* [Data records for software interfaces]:
......
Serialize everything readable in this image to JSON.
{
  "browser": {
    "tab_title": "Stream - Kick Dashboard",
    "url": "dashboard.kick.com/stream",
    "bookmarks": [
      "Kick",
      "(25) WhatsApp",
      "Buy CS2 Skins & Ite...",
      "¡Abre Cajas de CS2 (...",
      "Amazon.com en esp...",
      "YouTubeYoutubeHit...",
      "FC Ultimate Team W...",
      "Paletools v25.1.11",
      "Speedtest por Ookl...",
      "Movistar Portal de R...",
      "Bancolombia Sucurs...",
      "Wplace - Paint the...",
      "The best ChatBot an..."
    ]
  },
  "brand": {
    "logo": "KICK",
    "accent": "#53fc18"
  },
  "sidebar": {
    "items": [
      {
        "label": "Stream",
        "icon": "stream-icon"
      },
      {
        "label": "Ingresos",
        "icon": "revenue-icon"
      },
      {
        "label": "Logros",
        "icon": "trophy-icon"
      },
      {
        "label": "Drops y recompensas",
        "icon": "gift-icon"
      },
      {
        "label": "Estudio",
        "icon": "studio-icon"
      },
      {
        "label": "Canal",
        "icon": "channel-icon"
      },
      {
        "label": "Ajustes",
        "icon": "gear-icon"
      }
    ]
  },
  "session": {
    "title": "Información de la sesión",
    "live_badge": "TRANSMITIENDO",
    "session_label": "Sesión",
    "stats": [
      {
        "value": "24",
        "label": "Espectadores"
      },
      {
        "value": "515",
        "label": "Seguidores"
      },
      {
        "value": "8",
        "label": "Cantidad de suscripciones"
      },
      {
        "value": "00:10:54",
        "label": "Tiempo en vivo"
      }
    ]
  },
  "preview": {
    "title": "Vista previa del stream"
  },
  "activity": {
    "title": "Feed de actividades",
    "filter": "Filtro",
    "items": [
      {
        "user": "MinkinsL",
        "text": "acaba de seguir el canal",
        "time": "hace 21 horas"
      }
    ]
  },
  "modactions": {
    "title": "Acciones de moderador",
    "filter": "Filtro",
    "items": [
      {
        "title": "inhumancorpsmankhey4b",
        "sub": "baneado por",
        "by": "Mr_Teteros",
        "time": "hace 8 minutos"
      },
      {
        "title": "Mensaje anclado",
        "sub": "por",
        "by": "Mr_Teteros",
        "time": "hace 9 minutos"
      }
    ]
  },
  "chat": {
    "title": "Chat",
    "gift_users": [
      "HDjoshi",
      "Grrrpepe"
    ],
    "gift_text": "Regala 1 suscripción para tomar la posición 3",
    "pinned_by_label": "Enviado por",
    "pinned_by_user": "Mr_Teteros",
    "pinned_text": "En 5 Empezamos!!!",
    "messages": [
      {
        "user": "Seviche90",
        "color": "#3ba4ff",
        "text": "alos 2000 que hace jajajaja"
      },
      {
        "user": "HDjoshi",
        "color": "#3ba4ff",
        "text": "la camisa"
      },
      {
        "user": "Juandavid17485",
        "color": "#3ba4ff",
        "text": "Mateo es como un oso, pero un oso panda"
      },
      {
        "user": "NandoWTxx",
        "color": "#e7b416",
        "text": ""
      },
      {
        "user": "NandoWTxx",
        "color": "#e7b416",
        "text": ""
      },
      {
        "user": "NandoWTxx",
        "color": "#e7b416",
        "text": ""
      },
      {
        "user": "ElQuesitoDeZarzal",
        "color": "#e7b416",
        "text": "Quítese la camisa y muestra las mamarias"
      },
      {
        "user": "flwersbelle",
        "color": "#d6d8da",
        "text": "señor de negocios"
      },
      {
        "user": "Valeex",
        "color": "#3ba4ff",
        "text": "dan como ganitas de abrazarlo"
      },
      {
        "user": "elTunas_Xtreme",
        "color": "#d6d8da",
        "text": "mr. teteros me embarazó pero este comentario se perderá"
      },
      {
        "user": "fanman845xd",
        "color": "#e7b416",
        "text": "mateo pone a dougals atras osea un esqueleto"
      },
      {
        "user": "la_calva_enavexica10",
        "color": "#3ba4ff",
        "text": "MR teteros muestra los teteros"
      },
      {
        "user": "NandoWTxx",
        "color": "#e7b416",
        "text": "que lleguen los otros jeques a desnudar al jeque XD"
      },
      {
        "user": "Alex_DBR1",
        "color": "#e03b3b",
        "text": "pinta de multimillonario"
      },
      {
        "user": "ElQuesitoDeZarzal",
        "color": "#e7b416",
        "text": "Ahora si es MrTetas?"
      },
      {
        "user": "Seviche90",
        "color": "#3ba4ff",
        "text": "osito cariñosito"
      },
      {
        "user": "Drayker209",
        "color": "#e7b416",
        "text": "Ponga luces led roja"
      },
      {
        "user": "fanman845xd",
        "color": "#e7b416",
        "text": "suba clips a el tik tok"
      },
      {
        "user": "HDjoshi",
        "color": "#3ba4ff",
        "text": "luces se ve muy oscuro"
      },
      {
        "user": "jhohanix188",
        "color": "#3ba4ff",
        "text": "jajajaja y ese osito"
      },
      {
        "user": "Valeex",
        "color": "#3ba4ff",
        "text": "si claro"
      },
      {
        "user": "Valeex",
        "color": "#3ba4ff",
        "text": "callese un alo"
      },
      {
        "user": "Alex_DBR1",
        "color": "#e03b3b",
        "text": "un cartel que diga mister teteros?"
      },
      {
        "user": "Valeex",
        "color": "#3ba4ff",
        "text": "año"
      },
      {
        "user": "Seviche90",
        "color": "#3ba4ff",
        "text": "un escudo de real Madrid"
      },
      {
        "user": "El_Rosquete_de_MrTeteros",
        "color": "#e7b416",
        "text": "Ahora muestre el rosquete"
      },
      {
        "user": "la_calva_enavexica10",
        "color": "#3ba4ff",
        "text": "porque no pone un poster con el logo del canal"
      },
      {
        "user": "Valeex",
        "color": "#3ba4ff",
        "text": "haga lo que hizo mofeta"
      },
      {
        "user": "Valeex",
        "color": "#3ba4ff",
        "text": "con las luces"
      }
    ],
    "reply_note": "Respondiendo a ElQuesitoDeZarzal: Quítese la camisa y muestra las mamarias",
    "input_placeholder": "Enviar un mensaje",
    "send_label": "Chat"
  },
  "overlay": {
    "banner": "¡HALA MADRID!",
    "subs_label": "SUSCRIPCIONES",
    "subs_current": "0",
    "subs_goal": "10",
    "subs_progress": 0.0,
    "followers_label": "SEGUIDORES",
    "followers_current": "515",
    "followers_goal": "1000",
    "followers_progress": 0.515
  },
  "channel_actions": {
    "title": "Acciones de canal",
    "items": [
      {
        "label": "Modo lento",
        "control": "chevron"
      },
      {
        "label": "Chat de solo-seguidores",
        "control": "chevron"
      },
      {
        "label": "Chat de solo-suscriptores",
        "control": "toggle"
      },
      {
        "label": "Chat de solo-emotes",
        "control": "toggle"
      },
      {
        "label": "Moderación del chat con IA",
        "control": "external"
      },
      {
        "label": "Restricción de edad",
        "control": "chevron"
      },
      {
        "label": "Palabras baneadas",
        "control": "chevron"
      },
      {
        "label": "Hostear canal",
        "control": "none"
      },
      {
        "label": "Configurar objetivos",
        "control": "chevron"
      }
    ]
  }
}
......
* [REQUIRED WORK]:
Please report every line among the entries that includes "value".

* [COMPLETED EXERCISE]:
        "value": "24",
        "value": "515",
        "value": "8",
        "value": "00:10:54",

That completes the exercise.